If you were there at the Dreamcast launch, SoulCalibur will always have a special place amongst the fighting game big-hitters. Blending equal parts accessibility, technical depth and spectacular visual appeal, its weapon-based combat engine remains one of the all-time greats on any videogame console, and follow-up SoulCalibur II occupies equally-hallowed turf, particularly on Nintendo’s Gamecube.
By the time part III and IV arrived however, things had gone slightly amiss. Sure, the core gameplay remained as balanced and pure as ever, but this was a series fast running out of peripheral avenues to pursue. Gimmicky guest characters and altogether misguided RPG-style weapon advancement failed to make the cut, leading directly to the abortive SoulCalibur Legends – a spectacularly bad attempt at branching out into action-brawler territory.
SoulCalibur V, it turns out, is all too eager to make up for those mis-steps.
Delving into the technicalities, it would be wrong to expect any great change in the core facets of appeal that power this latest version. It plays as buttery-smooth as ever, it looks prettier than any other fighting game to be released to date, and it may well be the most balanced iteration since the original. There’s no cheap Yoda or painfully cheesey Spawn here, just the guest additions of assassin Ezio Auditore (a character that fits the series like a glove), and a redesigned version of Devil Jin from the Tekken series.
Speaking of the rest of the characters, Project Soul has taken the opportunity to shift out a few of the old guard in favour of their predictably-similar offspring. Set some fifteen years after the previous instalment, the main singleplayer storyline centres around the duelling fates of Sophitia’s children Patroklos and Pyrrha, whilst along the way you’ll pick up younger doppelgangers of Kilik, Xianghua and Taki amongst others. The werewolf-carrying Z.W.E.I and crystal ball-favouring Viola are standout newcomers, with both offering up sufficiently fresh fighting styles in comparison to the more storied protagonists.
It’s a good lineup then, and there are subtle but significant improvements to the fighting system to compliment them. The new Critical Edge system is a decent analog to the Street Fighter series’ Ultra moves, with players able to spend a chunk of their special meter on a souped-up regular attack or waste an entire bar on a character-specific hail-mary of a special. You can stock up to two of these at any given time, and they can take a while to build, depending on your attack and defence preferences. Fights are locked to first-to-three for that very reason, making the third, fourth and fifth rounds a barrage of heavy-hitting combos and desperate comebacks.
As a result of that mechanic, guarding has also come under the spotlight. The Guard Impact system has been trimmed from a high-low system to a single input, with the catch that it eats away at your Critical Edge gauge for every successful block. On balance, that shifts the game a little more in favour of offensive action, but it’s also a lot easier for newcomers (or those of us that simply disliked the original system) to get to grips with reversing attacks. Ring-outs seem to have been reduced but are still attainable enough to be a tactic in and of themselves, whilst wall damage has been extended in some instances.

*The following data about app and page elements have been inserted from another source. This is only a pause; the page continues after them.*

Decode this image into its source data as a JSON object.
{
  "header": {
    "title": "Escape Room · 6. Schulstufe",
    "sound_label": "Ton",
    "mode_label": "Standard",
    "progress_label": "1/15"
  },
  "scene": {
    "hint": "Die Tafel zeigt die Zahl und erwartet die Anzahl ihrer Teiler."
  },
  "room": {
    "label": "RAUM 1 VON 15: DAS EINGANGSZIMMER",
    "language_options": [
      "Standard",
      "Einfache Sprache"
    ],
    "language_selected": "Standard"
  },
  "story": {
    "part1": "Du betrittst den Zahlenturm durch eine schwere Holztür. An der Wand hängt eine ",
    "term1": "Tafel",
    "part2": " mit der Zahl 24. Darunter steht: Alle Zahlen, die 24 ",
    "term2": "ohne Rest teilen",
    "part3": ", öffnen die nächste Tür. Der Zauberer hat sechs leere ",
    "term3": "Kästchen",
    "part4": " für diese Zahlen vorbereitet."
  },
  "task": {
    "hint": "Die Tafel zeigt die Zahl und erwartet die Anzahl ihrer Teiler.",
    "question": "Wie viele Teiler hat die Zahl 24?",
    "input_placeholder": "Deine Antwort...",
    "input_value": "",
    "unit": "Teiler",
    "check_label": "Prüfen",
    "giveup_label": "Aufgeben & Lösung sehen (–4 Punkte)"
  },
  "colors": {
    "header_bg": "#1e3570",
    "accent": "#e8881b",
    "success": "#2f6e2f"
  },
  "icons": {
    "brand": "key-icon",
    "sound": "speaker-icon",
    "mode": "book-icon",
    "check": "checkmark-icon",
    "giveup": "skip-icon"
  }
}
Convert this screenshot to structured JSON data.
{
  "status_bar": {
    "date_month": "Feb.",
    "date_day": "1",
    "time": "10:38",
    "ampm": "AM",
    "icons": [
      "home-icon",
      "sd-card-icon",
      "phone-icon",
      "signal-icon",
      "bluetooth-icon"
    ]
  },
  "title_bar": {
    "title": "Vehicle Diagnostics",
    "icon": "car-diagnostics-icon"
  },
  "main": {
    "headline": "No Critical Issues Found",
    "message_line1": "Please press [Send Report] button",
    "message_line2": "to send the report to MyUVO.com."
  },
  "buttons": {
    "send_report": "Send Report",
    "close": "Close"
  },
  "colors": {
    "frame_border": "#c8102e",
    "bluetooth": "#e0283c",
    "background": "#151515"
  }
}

They might be subtle alterations in favour of new players for the most part, but if any of my forays into the online arenas are anything to go by, the new systems are hardly a nerf for series veterans. Each contributes to a subtle rebalancing of the way SoulCalibur plays, but all the tweaked and brand-new mechanics simply end up as different avenues of expertise to explore rather than exploit. Going up against a schooled Siegfried player without understanding the principles of the new Guard Impact will see you annihilated, whilst failing to understand how to use the arena to keep Tira at arms length is suicide. Experience and skill wins, button-mashing only takes you so far.

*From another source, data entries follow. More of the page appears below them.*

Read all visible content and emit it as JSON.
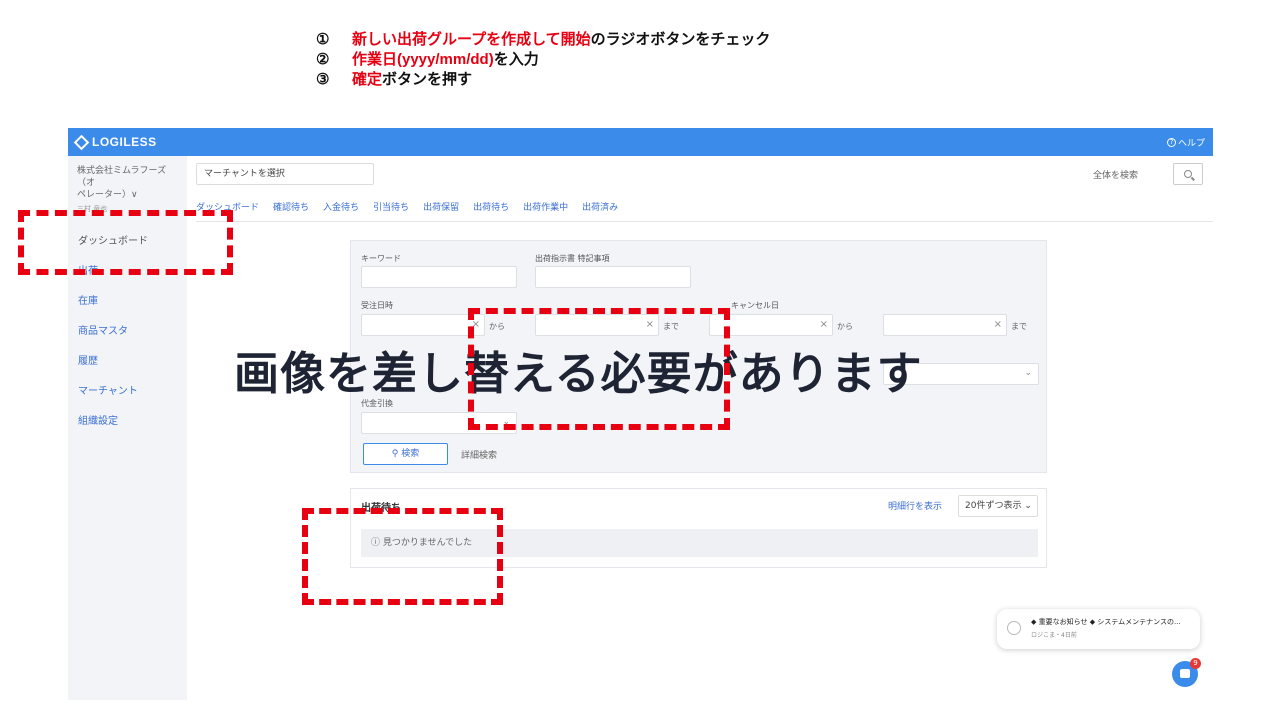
{
  "instructions": [
    {
      "num": "①",
      "highlight": "新しい出荷グループを作成して開始",
      "rest": "のラジオボタンをチェック"
    },
    {
      "num": "②",
      "highlight": "作業日(yyyy/mm/dd)",
      "rest": "を入力"
    },
    {
      "num": "③",
      "highlight": "確定",
      "rest": "ボタンを押す"
    }
  ],
  "app": {
    "logo": "LOGILESS",
    "help": "ヘルプ",
    "org_name_line1": "株式会社ミムラフーズ（オ",
    "org_name_line2": "ペレーター）∨",
    "org_user": "三村 竜也",
    "sidebar": [
      "ダッシュボード",
      "出荷",
      "在庫",
      "商品マスタ",
      "履歴",
      "マーチャント",
      "組織設定"
    ],
    "merchant_select": "マーチャントを選択",
    "global_search_label": "全体を検索",
    "tabs": [
      "ダッシュボード",
      "確認待ち",
      "入金待ち",
      "引当待ち",
      "出荷保留",
      "出荷待ち",
      "出荷作業中",
      "出荷済み"
    ],
    "filters": {
      "keyword_label": "キーワード",
      "instruction_note_label": "出荷指示書 特記事項",
      "order_date_label": "受注日時",
      "cancel_date_label": "キャンセル日",
      "from": "から",
      "to": "まで",
      "cod_label": "代金引換",
      "search_button": "検索",
      "advanced_search": "詳細検索"
    },
    "results": {
      "title": "出荷待ち",
      "show_rows": "明細行を表示",
      "per_page": "20件ずつ表示",
      "empty": "見つかりませんでした"
    },
    "notification": {
      "title": "◆ 重要なお知らせ ◆ システムメンテナンスの...",
      "meta": "ロジこま・4日前",
      "badge": "9"
    }
  },
  "overlay_text": "画像を差し替える必要があります",
  "colors": {
    "accent": "#3b8bea",
    "highlight_red": "#e60012",
    "sidebar_bg": "#f2f4f7"
  }
}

Thankfully, there are more than enough modes in V to get your practice on. The storyline may only take a couple of hours to complete but it’s enjoyable enough, and it also unlocks ‘Legendary Souls’ – an absolutely brutal series of tests against the whims of a sadistic AI. Traditional practice, versus and online lobbies fill out the remaining slots, whilst ‘Quick Battle’ mode offers up a series of ranked fighters pulled from the fantastical character creation system.
In reality, those customised and sculpted player-created characters are the beating heart of the majority of SoulCalibur V’s long-term appeal, and it’s a good job that Project Soul has expanded their editor into something that can go toe-to-toe against the best in the business. Customisations range from the size of individual body parts right down to the placement of stickers or the colour of the tiniest piece of equipment. Encountering player-created monstrosities is never less than a joy for those very reasons; some look ridiculous, some look fantastic, some are just plain sick, all are entertaining.
Without truly expanding the series or the genre in any specific direction then, Project Soul has nevertheless reigned SoulCalibur back into something like a true sequel to the second game. The additional mechanics are well-judged and beautifully balanced, the roster is finally rid of ill-fitting guest stars, and the online and singleplayer content is solid if uninventive. It’s a foundation that the series needed to move forwards, and whilst it might not be a fit for those of you demanding something entirely fresh, it is – for me – the best version of a fighting game that’s the best in the business at balancing skill and approachability.